(Data about app and page elements)
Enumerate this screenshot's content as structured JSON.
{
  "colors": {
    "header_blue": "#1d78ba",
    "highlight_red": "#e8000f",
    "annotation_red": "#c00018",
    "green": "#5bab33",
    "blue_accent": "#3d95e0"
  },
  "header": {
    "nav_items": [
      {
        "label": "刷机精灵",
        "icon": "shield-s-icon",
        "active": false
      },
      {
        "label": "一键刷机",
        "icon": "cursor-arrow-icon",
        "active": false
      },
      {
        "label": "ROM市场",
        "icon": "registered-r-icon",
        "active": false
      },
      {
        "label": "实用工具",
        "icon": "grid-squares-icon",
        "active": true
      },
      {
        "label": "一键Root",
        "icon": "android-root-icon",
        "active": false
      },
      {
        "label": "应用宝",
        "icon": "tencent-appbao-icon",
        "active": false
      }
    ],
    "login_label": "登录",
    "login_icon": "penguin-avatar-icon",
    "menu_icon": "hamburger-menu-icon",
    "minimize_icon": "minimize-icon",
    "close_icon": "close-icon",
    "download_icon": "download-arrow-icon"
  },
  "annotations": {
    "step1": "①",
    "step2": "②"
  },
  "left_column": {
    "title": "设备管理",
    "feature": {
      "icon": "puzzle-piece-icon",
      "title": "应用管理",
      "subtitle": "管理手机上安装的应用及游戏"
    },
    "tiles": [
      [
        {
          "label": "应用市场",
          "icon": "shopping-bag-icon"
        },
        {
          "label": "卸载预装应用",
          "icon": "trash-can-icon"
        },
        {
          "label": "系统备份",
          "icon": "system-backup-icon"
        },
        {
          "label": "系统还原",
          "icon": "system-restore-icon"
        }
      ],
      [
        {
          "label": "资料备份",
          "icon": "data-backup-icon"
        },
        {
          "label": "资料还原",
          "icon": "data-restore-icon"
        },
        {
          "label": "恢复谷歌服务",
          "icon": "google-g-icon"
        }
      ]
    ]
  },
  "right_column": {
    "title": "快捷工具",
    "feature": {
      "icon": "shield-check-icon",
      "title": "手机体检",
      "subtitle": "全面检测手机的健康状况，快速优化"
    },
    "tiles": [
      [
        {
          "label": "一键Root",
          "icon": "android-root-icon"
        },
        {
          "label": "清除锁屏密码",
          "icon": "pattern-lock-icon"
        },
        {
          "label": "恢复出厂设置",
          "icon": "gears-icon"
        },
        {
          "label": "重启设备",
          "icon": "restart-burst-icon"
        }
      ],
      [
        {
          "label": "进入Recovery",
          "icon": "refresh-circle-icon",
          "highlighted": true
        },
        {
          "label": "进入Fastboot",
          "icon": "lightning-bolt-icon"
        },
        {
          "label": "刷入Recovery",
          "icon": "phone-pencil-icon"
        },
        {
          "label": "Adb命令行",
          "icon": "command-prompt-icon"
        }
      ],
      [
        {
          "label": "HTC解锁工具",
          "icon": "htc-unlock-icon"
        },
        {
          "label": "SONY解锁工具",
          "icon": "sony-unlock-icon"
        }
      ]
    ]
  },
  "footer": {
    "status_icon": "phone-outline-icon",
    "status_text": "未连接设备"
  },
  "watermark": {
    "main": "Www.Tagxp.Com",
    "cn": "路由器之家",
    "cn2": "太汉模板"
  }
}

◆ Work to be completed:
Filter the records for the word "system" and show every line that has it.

◆ Output below:
          "icon": "system-backup-icon"
          "icon": "system-restore-icon"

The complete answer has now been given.